On January 6, the bipartisan Commission on Presidential Debates (CPD) announced the criteria that presidential candidates will have to meet in order to appear in next October’s nationally televised debates. As usual, to be included, a candidate must meet the Constitution’s eligibility requirements, and must be on the ballot in enough states to have a mathematical chance of winning. But the commission has added a third criterion: Candidates must command the support of at least 15 percent of respondents in national opinion polls approximately one week before each debate.
The commission says its goal in devising these rules is to “identify those candidates who have achieved a level of electoral support such that they realistically are considered to be among the principal rivals for the presidency.” But the nationally televised debates themselves can be a crucial avenue for lesser-known candidates to raise public awareness of their campaigns and ideas–especially those contestants with little money to spend on television advertising.
To see how the commission’s new rules might affect a little-known third-party challenger, it is useful to examine the case of Jesse Ventura, the successful insurgent candidate in the 1998 Minnesota governor’s race. Less than six weeks before the vote–and almost eight months into his campaign–Ventura’s poll rating in a September 16-20 Minneapolis Star Tribune/KMSP-TV survey languished at only 10 percent (Star Tribune, 9/23/99).
About a week later, on October 2, the first general-election gubernatorial debate was televised live. Believing that a successful Ventura campaign would draw votes away from the Republican candidate, Democratic nominee Hubert “Skip” Humphrey III insisted that Ventura be included. The debate went forward as a three-way confrontation among the two major-party candidates and Ventura, who was running on the Reform Party ticket. The Star Tribune (10/2/98) reported that, although no winner was declared, “Ventura, the underdog in the polls, made an impression on those who attended.”

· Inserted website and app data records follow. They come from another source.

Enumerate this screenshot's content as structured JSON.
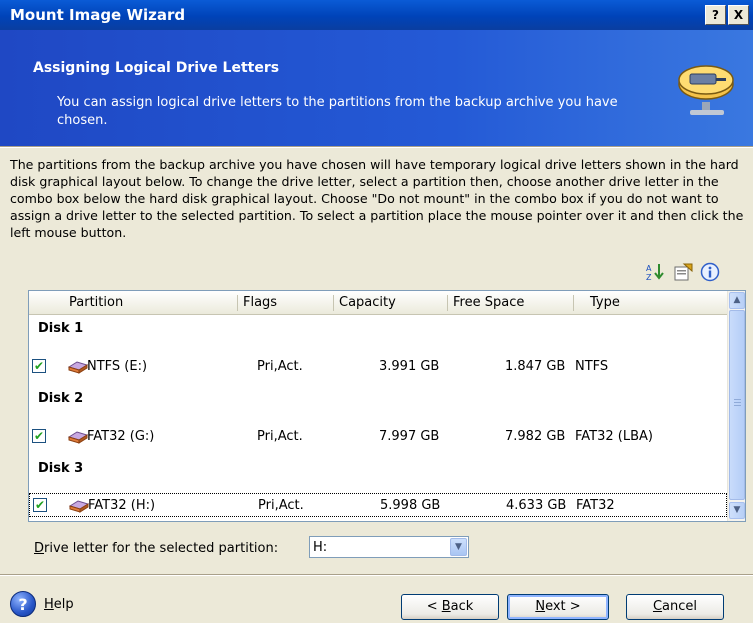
{
  "window": {
    "title": "Mount Image Wizard",
    "help_button": "?",
    "close_button": "X"
  },
  "header": {
    "title": "Assigning Logical Drive Letters",
    "subtitle": "You can assign logical drive letters to the partitions from the backup archive you have chosen."
  },
  "description": "The partitions from the backup archive you have chosen will have temporary logical drive letters shown in the hard disk graphical layout below. To change the drive letter, select a partition then, choose another drive letter in the combo box below the hard disk graphical layout. Choose \"Do not mount\" in the combo box if you do not want to assign a drive letter to the selected partition. To select a partition place the mouse pointer over it and then click the left mouse button.",
  "toolbar": {
    "icons": [
      "sort-icon",
      "properties-icon",
      "info-icon"
    ]
  },
  "table": {
    "columns": [
      "Partition",
      "Flags",
      "Capacity",
      "Free Space",
      "Type"
    ],
    "disks": [
      {
        "label": "Disk 1",
        "partition": {
          "name": "NTFS (E:)",
          "flags": "Pri,Act.",
          "capacity": "3.991 GB",
          "free": "1.847 GB",
          "type": "NTFS",
          "checked": true
        }
      },
      {
        "label": "Disk 2",
        "partition": {
          "name": "FAT32 (G:)",
          "flags": "Pri,Act.",
          "capacity": "7.997 GB",
          "free": "7.982 GB",
          "type": "FAT32 (LBA)",
          "checked": true
        }
      },
      {
        "label": "Disk 3",
        "partition": {
          "name": "FAT32 (H:)",
          "flags": "Pri,Act.",
          "capacity": "5.998 GB",
          "free": "4.633 GB",
          "type": "FAT32",
          "checked": true
        }
      }
    ]
  },
  "drive_letter": {
    "label_prefix": "D",
    "label_rest": "rive letter for the selected partition:",
    "value": "H:"
  },
  "buttons": {
    "help": {
      "u": "H",
      "rest": "elp"
    },
    "back": {
      "pre": "< ",
      "u": "B",
      "rest": "ack"
    },
    "next": {
      "u": "N",
      "rest": "ext >"
    },
    "cancel": {
      "u": "C",
      "rest": "ancel"
    }
  },
  "colors": {
    "title_bar": "#0043b8",
    "header_bg": "#245ad6",
    "dialog_bg": "#ece9d8",
    "check_green": "#21a121"
  }
}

Ventura went on to participate in seven additional debates, to favorable reviews. (“Ventura Wins Crowd’s Cheers Debating in Usual DFL Territory,” an October 7 Star Tribune headline read.) The next poll, conducted October 10-13 by the St. Paul Pioneer Press/KARE-TV, pegged Ventura’s support at 15 percent. A Star Tribune survey (10/20/98) taken a few days later showed his support to have risen to 21 percent. Remarkably, at the time that poll was completed, Ventura’s cash-strapped campaign had not yet aired a single television advertisement–but the candidate had participated in several televised debates with his major-party opponents.

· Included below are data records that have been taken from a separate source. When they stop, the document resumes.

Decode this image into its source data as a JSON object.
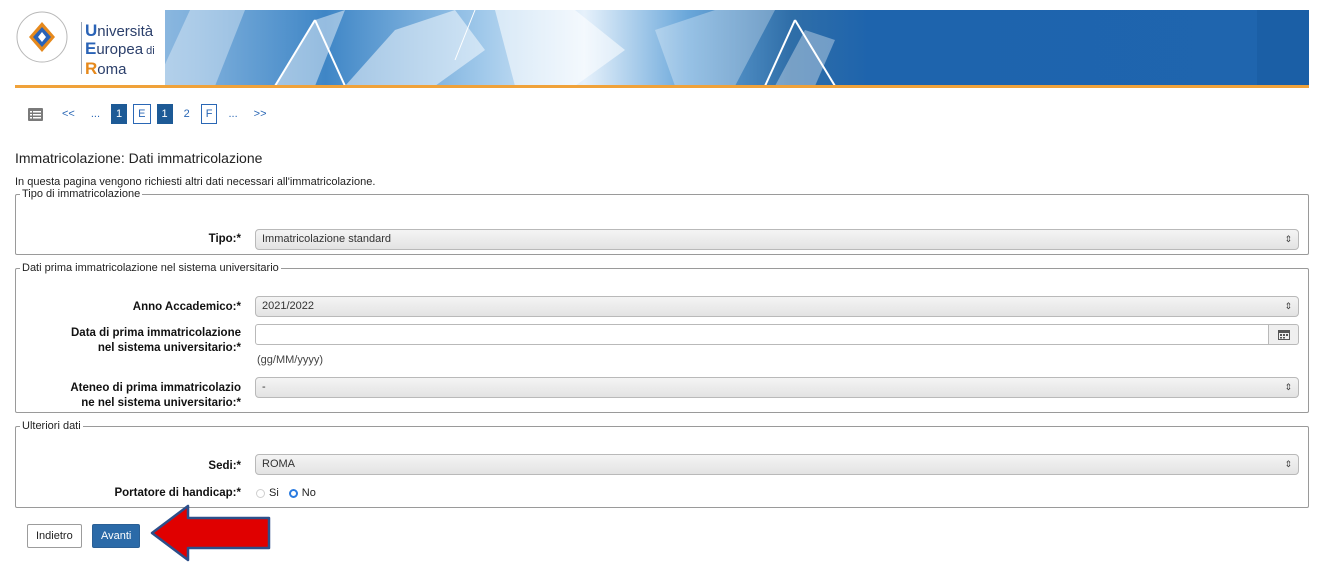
{
  "header": {
    "logo": {
      "line1_cap": "U",
      "line1_rest": "niversità",
      "line2_cap": "E",
      "line2_rest": "uropea",
      "line2_small": " di",
      "line3_cap": "R",
      "line3_rest": "oma"
    }
  },
  "pager": {
    "icon": "list-icon",
    "items": [
      "<<",
      "...",
      "1",
      "E",
      "1",
      "2",
      "F",
      "...",
      ">>"
    ]
  },
  "page": {
    "title": "Immatricolazione: Dati immatricolazione",
    "description": "In questa pagina vengono richiesti altri dati necessari all'immatricolazione."
  },
  "sections": {
    "tipo": {
      "legend": "Tipo di immatricolazione",
      "tipo_label": "Tipo:*",
      "tipo_value": "Immatricolazione standard"
    },
    "dati": {
      "legend": "Dati prima immatricolazione nel sistema universitario",
      "anno_label": "Anno Accademico:*",
      "anno_value": "2021/2022",
      "data_label_1": "Data di prima immatricolazione",
      "data_label_2": "nel sistema universitario:*",
      "data_value": "",
      "data_hint": "(gg/MM/yyyy)",
      "ateneo_label_1": "Ateneo di prima immatricolazio",
      "ateneo_label_2": "ne nel sistema universitario:*",
      "ateneo_value": "-"
    },
    "ulteriori": {
      "legend": "Ulteriori dati",
      "sedi_label": "Sedi:*",
      "sedi_value": "ROMA",
      "handicap_label": "Portatore di handicap:*",
      "opt_si": "Si",
      "opt_no": "No",
      "selected": "No"
    }
  },
  "buttons": {
    "back": "Indietro",
    "next": "Avanti"
  },
  "icons": {
    "select_arrow": "⇕",
    "calendar": "calendar-icon",
    "annotation": "red-arrow"
  },
  "colors": {
    "primary": "#2b6aa8",
    "accent": "#f0a23a",
    "annotation": "#e00000"
  }
}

Of course, Ventura went on to win the governor’s race with 37 percent of the vote. (He was followed by Coleman with 35 percent, and Humphrey with 28 percent.) Yet, although Ventura’s message obviously struck a chord with the Minnesota electorate, he would never have been afforded the initial opportunity to air his views in the first debate had the participants been weeded out according to this year’s CPD selection formula. While it is impossible to know with certainty how that race would have turned out, it is clear that a viable candidate would have been excluded.

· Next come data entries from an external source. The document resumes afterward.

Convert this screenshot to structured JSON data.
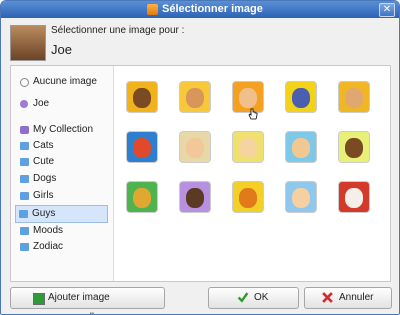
{
  "window": {
    "title": "Sélectionner image",
    "close_glyph": "✕"
  },
  "header": {
    "select_label": "Sélectionner une image pour :",
    "user_name": "Joe"
  },
  "sidebar": {
    "items": [
      {
        "label": "Aucune image",
        "icon": "none-icon",
        "selected": false
      },
      {
        "label": "Joe",
        "icon": "user-icon",
        "selected": false
      },
      {
        "label": "My Collection",
        "icon": "collection-icon",
        "selected": false
      },
      {
        "label": "Cats",
        "icon": "folder-icon",
        "selected": false
      },
      {
        "label": "Cute",
        "icon": "folder-icon",
        "selected": false
      },
      {
        "label": "Dogs",
        "icon": "folder-icon",
        "selected": false
      },
      {
        "label": "Girls",
        "icon": "folder-icon",
        "selected": false
      },
      {
        "label": "Guys",
        "icon": "folder-icon",
        "selected": true
      },
      {
        "label": "Moods",
        "icon": "folder-icon",
        "selected": false
      },
      {
        "label": "Zodiac",
        "icon": "folder-icon",
        "selected": false
      }
    ]
  },
  "avatars": [
    {
      "name": "guy-avatar-1",
      "bg": "#f2b21b",
      "face": "#7a4a22"
    },
    {
      "name": "guy-avatar-2",
      "bg": "#f7c93a",
      "face": "#d8965a"
    },
    {
      "name": "guy-avatar-3",
      "bg": "#f4a020",
      "face": "#f1c08a"
    },
    {
      "name": "guy-avatar-4",
      "bg": "#f3d21a",
      "face": "#4a5fb0"
    },
    {
      "name": "guy-avatar-5",
      "bg": "#f0b624",
      "face": "#e0a870"
    },
    {
      "name": "guy-avatar-6",
      "bg": "#2f7fd0",
      "face": "#e04a2a"
    },
    {
      "name": "guy-avatar-7",
      "bg": "#e8d8a8",
      "face": "#f2c89a"
    },
    {
      "name": "guy-avatar-8",
      "bg": "#f0e070",
      "face": "#f6d4a0"
    },
    {
      "name": "guy-avatar-9",
      "bg": "#7fc8e8",
      "face": "#f2c892"
    },
    {
      "name": "guy-avatar-10",
      "bg": "#e8f078",
      "face": "#7a4a22"
    },
    {
      "name": "guy-avatar-11",
      "bg": "#4fb34f",
      "face": "#e0a830"
    },
    {
      "name": "guy-avatar-12",
      "bg": "#b890e0",
      "face": "#5a3a22"
    },
    {
      "name": "guy-avatar-13",
      "bg": "#f2d028",
      "face": "#e07a1a"
    },
    {
      "name": "guy-avatar-14",
      "bg": "#8fc8ec",
      "face": "#f6d0a0"
    },
    {
      "name": "guy-avatar-15",
      "bg": "#d43a2a",
      "face": "#f4efe8"
    }
  ],
  "footer": {
    "add_label": "Ajouter image personnelle",
    "ok_label": "OK",
    "cancel_label": "Annuler"
  },
  "colors": {
    "titlebar": "#2d62b4",
    "selection": "#d6e6fa",
    "ok_check": "#2e9a2e",
    "cancel_x": "#d42a2a"
  }
}
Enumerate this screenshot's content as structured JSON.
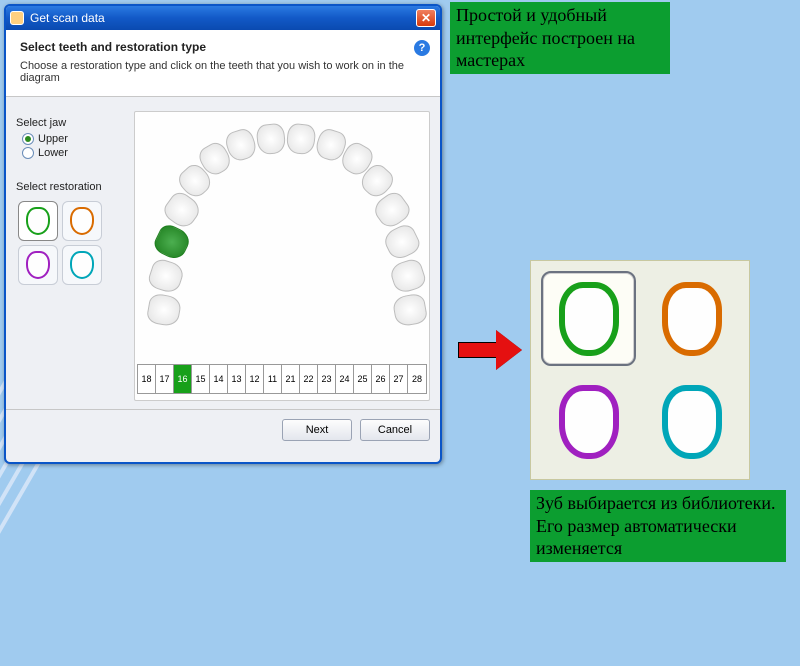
{
  "dialog": {
    "title": "Get scan data",
    "heading": "Select teeth and restoration type",
    "subheading": "Choose a restoration type and click on the teeth that you wish to work on in the diagram",
    "help_tooltip": "?"
  },
  "jaw": {
    "group_label": "Select jaw",
    "options": [
      {
        "label": "Upper",
        "checked": true
      },
      {
        "label": "Lower",
        "checked": false
      }
    ]
  },
  "restoration": {
    "group_label": "Select restoration",
    "options": [
      {
        "id": "green",
        "color": "#18a01a",
        "selected": true
      },
      {
        "id": "orange",
        "color": "#d96b00",
        "selected": false
      },
      {
        "id": "purple",
        "color": "#a020c0",
        "selected": false
      },
      {
        "id": "cyan",
        "color": "#00a6b8",
        "selected": false
      }
    ]
  },
  "teeth": {
    "numbers": [
      "18",
      "17",
      "16",
      "15",
      "14",
      "13",
      "12",
      "11",
      "21",
      "22",
      "23",
      "24",
      "25",
      "26",
      "27",
      "28"
    ],
    "selected": "16"
  },
  "buttons": {
    "next": "Next",
    "cancel": "Cancel"
  },
  "captions": {
    "top": "Простой и удобный интерфейс построен на мастерах",
    "bottom": "Зуб выбирается из библиотеки. Его размер автоматически изменяется"
  },
  "big_palette": {
    "options": [
      "green",
      "orange",
      "purple",
      "cyan"
    ],
    "selected": "green"
  }
}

Not only might the CPD’s criteria exclude potentially viable candidates, but limiting the debates to the Republican and Democratic candidates inevitably makes the events duller and less interesting to the public. People enjoy seeing established politicians challenged by unconventional or insurgent candidates. Compare the 1992 presidential debates, in which Ross Perot appeared alongside Bill Clinton and President George Bush, with the 1996 debates, featuring only Clinton and Bob Dole.
According to the CPD’s figures, the three 1992 debates, featuring Perot, were watched by an average of more than 90 million viewers. Furthermore, the audience for each debate grew progressively larger–from a viewership of 85 million for the first event to an impressive 97 million for the final broadcast. By contrast, the two 1996 debates, featuring only a pair of familiar politicians, were watched by an average of fewer than 42 million households–with the second debate drawing a far smaller audience (36 million) than the first (46 million).
The CPD, which says it exists to ensure that the presidential debates “provide the best possible information to viewers and listeners,” has chosen a selection formula that would virtually guarantee a two-party affair this fall. Such an outcome would produce a more sterile and exclusive election season. Ultimately, it is up to the news media, which broadcast the events as well as providing moderators and panelists, to insure that the presidential debates go forward in a way that serves broad democratic interests–not just the interests of the two major parties.